The Ninth Circuit next cited again to the Finley case, where it had found that expert opinions are only excluded under Rule 704(b) if they "necessarily compel" a conclusion about the defendant's mens rea. 301 F.3d at 1015. In Finley, the Ninth Circuit also cited to Morales as well as to United States v. Rahm, 993 F.2d 1405 (9th Cir. 1993). In Rahm, the defendant was charged with, inter alia, possession of counterfeit currency, and the Ninth Circuit found that a psychologist could provide expert testimony about the defendant's poor visual perception because the jurors could believe this testimony and still decide that Rahm knew that he possessed counterfeit currency.
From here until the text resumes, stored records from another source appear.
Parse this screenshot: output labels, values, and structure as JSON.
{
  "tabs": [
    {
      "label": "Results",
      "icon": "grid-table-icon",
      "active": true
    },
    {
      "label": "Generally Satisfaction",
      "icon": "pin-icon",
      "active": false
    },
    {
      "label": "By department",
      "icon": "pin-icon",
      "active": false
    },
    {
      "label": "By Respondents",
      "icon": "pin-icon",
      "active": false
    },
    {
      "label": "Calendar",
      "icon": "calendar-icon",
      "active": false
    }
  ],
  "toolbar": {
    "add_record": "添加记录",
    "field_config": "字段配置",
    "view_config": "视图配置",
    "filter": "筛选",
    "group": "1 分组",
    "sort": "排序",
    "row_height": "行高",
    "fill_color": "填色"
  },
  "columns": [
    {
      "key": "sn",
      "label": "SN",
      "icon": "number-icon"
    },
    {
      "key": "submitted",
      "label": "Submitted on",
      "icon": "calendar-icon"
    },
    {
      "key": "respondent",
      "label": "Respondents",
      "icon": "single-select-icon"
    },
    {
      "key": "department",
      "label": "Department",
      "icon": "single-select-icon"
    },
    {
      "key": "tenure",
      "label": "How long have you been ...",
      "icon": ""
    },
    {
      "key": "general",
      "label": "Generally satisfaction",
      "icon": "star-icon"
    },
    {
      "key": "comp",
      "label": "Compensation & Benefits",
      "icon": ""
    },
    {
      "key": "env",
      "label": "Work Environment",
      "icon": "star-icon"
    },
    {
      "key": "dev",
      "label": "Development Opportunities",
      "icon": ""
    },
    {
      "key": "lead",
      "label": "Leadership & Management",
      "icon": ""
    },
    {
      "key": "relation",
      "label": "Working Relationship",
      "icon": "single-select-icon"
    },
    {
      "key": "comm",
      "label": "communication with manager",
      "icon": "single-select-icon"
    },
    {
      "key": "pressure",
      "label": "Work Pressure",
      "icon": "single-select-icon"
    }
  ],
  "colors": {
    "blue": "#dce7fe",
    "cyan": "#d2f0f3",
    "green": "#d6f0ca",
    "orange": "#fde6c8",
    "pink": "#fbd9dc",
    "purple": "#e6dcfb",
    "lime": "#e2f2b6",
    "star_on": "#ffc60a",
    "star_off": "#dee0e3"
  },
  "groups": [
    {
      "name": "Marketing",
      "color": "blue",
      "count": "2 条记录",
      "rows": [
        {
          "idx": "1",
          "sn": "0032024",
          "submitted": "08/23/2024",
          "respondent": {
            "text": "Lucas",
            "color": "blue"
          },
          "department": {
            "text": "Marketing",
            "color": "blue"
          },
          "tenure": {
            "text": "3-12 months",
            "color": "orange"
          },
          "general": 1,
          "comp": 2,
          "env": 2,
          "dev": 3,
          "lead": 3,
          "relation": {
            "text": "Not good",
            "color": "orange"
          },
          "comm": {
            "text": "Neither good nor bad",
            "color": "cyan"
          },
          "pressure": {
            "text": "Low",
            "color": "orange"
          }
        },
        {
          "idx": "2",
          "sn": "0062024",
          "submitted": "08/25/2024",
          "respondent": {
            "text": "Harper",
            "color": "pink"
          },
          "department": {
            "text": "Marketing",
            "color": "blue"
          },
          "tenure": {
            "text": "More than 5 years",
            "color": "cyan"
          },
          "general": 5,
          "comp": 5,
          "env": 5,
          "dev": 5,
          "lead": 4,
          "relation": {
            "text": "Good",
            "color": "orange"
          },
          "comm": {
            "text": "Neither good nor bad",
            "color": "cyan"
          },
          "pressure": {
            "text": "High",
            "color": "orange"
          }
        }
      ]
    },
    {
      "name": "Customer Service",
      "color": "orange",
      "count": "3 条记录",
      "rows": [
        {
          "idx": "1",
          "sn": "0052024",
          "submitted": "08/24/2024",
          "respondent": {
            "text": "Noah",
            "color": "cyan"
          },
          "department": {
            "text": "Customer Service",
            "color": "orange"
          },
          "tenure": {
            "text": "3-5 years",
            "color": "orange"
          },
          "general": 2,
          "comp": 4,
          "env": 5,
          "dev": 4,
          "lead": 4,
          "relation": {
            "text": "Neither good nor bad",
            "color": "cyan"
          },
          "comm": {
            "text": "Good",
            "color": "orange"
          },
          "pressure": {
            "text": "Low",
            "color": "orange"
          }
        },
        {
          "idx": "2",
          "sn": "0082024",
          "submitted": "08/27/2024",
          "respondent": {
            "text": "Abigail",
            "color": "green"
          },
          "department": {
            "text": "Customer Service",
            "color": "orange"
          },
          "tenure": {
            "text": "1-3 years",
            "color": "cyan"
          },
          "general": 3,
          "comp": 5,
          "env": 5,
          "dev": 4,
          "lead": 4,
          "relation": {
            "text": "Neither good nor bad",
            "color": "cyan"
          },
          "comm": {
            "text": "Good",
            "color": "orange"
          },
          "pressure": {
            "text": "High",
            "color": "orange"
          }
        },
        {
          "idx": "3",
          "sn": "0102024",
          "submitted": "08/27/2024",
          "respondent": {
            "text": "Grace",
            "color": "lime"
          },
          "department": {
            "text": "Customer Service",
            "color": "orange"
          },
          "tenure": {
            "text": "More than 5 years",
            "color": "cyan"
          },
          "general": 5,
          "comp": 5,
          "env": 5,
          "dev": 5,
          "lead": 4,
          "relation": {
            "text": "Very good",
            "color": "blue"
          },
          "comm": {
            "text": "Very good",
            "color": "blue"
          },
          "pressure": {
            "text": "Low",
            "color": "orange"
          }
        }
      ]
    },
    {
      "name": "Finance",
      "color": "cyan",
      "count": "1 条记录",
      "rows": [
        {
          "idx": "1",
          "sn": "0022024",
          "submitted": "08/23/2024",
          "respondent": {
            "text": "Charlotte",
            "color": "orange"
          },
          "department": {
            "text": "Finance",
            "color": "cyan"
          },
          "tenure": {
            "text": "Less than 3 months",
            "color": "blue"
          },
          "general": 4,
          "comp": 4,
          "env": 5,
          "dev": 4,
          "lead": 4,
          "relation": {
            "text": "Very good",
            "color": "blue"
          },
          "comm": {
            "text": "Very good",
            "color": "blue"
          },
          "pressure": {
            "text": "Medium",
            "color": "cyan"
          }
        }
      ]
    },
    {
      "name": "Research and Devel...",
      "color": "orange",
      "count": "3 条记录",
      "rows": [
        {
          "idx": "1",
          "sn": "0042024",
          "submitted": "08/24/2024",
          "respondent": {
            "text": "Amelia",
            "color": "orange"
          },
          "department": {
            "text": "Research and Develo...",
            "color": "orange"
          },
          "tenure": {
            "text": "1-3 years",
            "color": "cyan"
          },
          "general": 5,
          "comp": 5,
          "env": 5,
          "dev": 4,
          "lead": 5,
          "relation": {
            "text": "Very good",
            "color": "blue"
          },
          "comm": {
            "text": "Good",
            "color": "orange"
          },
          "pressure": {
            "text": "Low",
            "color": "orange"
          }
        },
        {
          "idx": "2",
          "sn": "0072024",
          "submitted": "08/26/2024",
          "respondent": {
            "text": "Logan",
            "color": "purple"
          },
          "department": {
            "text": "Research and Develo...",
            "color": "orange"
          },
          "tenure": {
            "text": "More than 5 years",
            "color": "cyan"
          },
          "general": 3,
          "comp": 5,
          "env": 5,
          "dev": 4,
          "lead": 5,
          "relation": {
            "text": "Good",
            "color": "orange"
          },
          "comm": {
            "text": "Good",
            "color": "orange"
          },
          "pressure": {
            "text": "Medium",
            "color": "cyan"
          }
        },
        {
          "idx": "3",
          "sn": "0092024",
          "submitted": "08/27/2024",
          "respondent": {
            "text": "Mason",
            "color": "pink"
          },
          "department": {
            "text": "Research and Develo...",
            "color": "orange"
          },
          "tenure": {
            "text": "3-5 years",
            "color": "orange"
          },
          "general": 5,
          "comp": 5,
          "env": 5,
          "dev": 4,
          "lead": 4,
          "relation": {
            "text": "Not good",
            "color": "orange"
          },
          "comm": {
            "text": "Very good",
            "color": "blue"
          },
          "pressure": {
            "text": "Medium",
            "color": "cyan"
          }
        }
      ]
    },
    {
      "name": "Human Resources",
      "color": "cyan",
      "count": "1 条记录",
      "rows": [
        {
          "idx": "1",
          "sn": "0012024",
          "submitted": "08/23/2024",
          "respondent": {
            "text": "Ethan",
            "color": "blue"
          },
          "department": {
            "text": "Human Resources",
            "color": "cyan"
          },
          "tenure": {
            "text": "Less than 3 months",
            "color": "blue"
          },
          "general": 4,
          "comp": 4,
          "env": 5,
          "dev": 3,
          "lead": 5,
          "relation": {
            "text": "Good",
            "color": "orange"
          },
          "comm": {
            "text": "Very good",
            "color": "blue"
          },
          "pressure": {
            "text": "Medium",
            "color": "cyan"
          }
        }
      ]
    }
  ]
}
In Finley, the Ninth Circuit analogized Finely's case to to the Morales/Rahm line of cases and found that the jurors could have believed that Finely was delusional and had a rigid belief system and yet still have concluded that he acted fraudulently.
In the Cohen case, the Ninth Circuit extended this logic from Finley and concluded that while some of the opinions contained in Dr. Roitman's report would likely have violated Rule 704(b), the jurors could have accepted other opinions relating to the narcissistic personality disorder diagnosis and still have found that Cohen had the requisite mens rea.
I'm not sure that I agree with the Ninth Circuit's decisions in Finley and Cohen. At the very least, it seems to me that the diagnoses in those cases do more to compel a conclusion about mens rea then did the testimony about lack of bookkeeping knowledge and poor visual perception on Morales and Rahm. Beyond that, if we actually look at the opinions in Dr. Roitman's report, it seems clear to me that the central thesis of his narcissistic personality disorder diagnosis was that Cohen lacked the necessary criminal intent. While the Ninth Circuit is correct that, for instance, any reference to the word "intent" could be removed from the report, the very nature of the diagnosis and every cited statement in Dr. Roitman's report seems to compel a finding that Cohen lacked the necessary mens rea.